He was also admired and revered by his colleagues on the court. The late Judge Wade McCree summed up his views on Judge Levin: “He was very much a gentleman with a courtroom decorum that was the epitome of what a courtroom should be.” Another judicial colleague, John Feikens, admired Judge Levin for “…his qualities of kindliness, human sympathy, depth of conscience, patience, and sagacity. He was an ideal judge in both temperament and ability.”

Judge Levin’s understanding of human nature, as well as his sense of humor, was shared by his son, Joseph.

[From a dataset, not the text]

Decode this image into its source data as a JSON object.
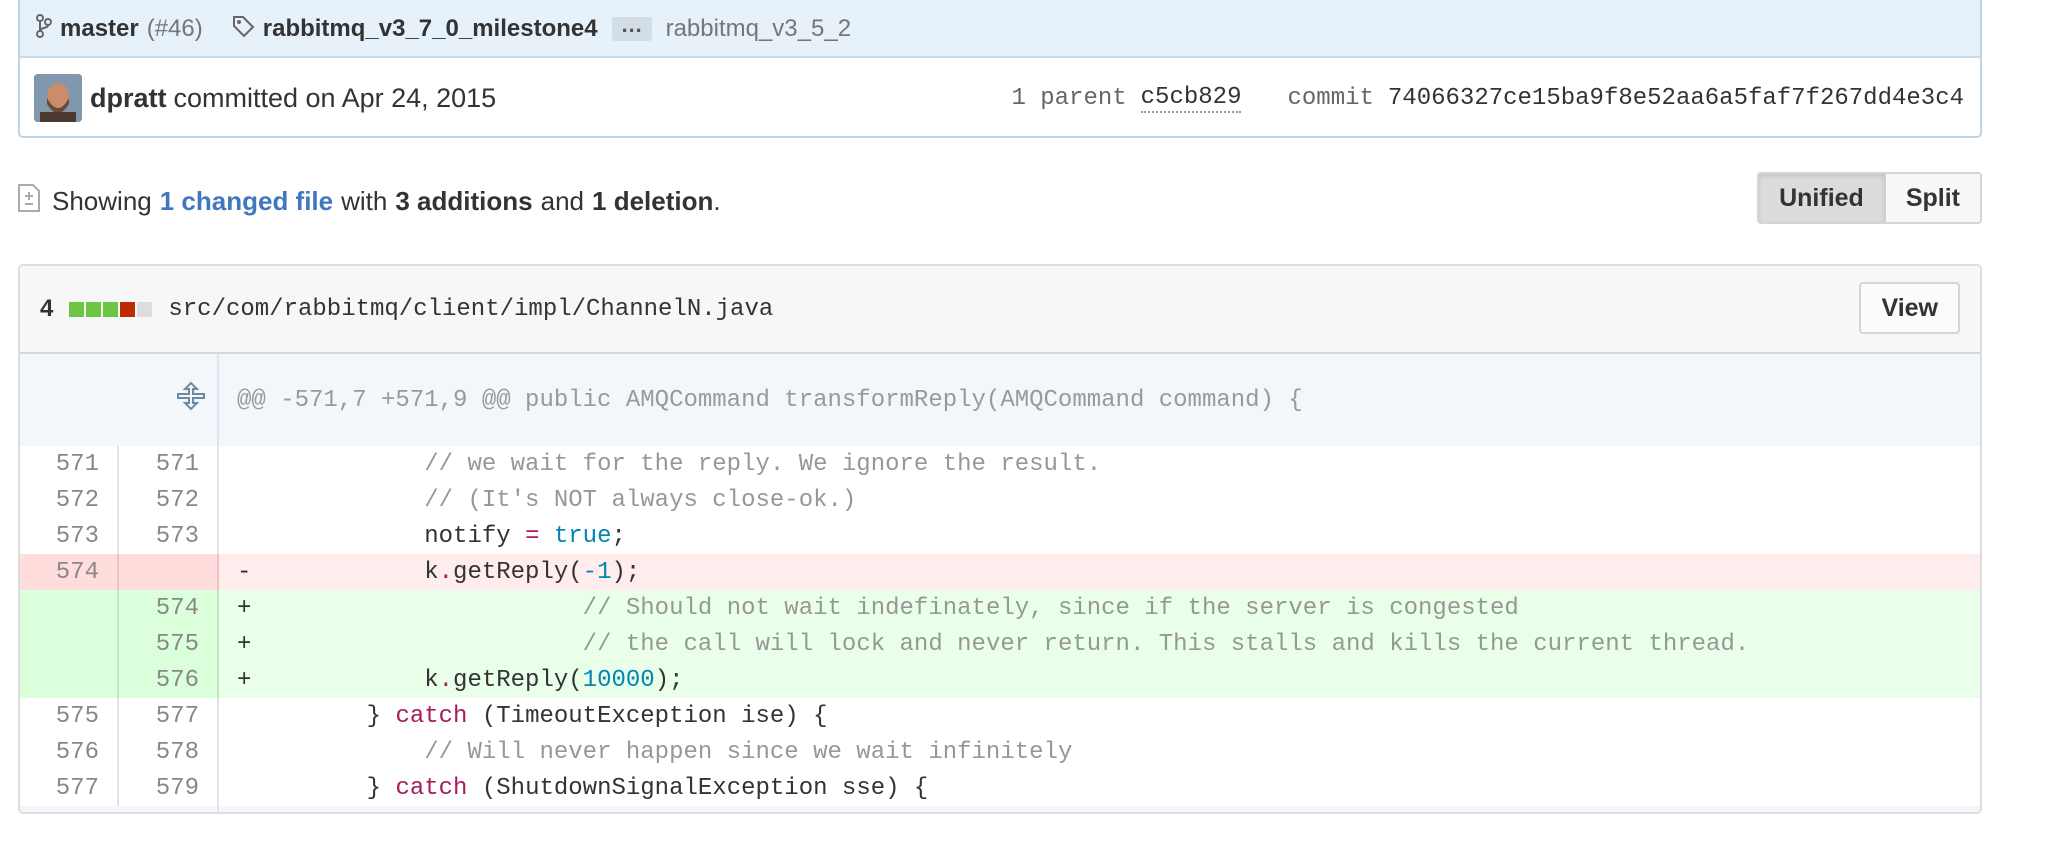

He liked to tell the story of an immigrant client of his who, while facing deportation wrote him a letter saying that, at the time, he was mailing the letter, he was standing near the Brooklyn Bridge and that, but the time my dad would receive the letter, he would be at the bottom of the East River. For weeks after receiving that letter, my father could not locate this client. Finally, sadly, he took the letter to the District Director. The District Director told my father how sorry he was that this man had taken his life, found the relevant file, and closed the case.

Years afterwards, a man stopped my father on a street in downtown Detroit and said, “Mr. Levine, Mr. Levine, don’t you remember me?”

My father looked at him quizzically and said, “No, I don’t think I do recognize you, but you do look an awful lot like a guy who wrote me a letter, years ago, that hw was about to jump off the Brooklyn Bridge and that, by the time I received that latter, he would be at the bottom of the East River. If the Immigration authorities ever thought that guy was still alive, he would go to jail for the rest of his life.” As my dad related it, “This guy had the most frightened look come over his face and then, white as a sheet, he turned around, ran down the block and around the corner like a jackrabbit. I never saw him again.

Judge Levin was referred in the Detroit Jewish community for his numerous philanthropic activities. He served as president of several major organizations: the Jewish Welfare Federation of Metropolitan Detroit, the United Jewish Charities of Detroit, the Jewish Social Service Bureau, and the Resettlement Service. He was an active member of the Detroit Round Table of Catholics, Jews and Protestants. He was in the Scottish Rite of Free Masonry and a 33rd degree Mason.

In 1995, twenty-five years after his death, the United States Congress honored Judge Levin by naming the United States Court House in Detroit the “Theodore Levin United States Court House.” The Congressional Act, signed by President Clinton, was spearheaded by Judge John Feikens and Congressman John D. Dingell, who was a law clerk to Judge Levin from 1952 to 1953.

The formal public ceremony announcing the naming of the Court House took place on May 1, 1995 (Law Day) at the West Lafayette entrance of the building. A capacity audience heard remarks and eulogies from Judge John Feikens, who chaired the ceremony, Judge Julian Abele Cook, Jr., Mayor Dennis Archer, Congresswoman Barbara Rose Collins, Rabbi Irwin Groner, Mrs. Miriam (Mimi) Levin Lieber, Senator Carl Levin, Congressman Sander Levin and Congressman John D. Dingell.

Published in “The Court Legacy” in October 1995 by the Historical Society for the United States District Court for the Eastern District of Michigan.



Return to family history



TheRagens Home Page   Family History   Recommended Book Lists   Wine Tastings and Recommendations   Wildlife Photos   Feedback and
Site Registration


Amazon Logo


by title by author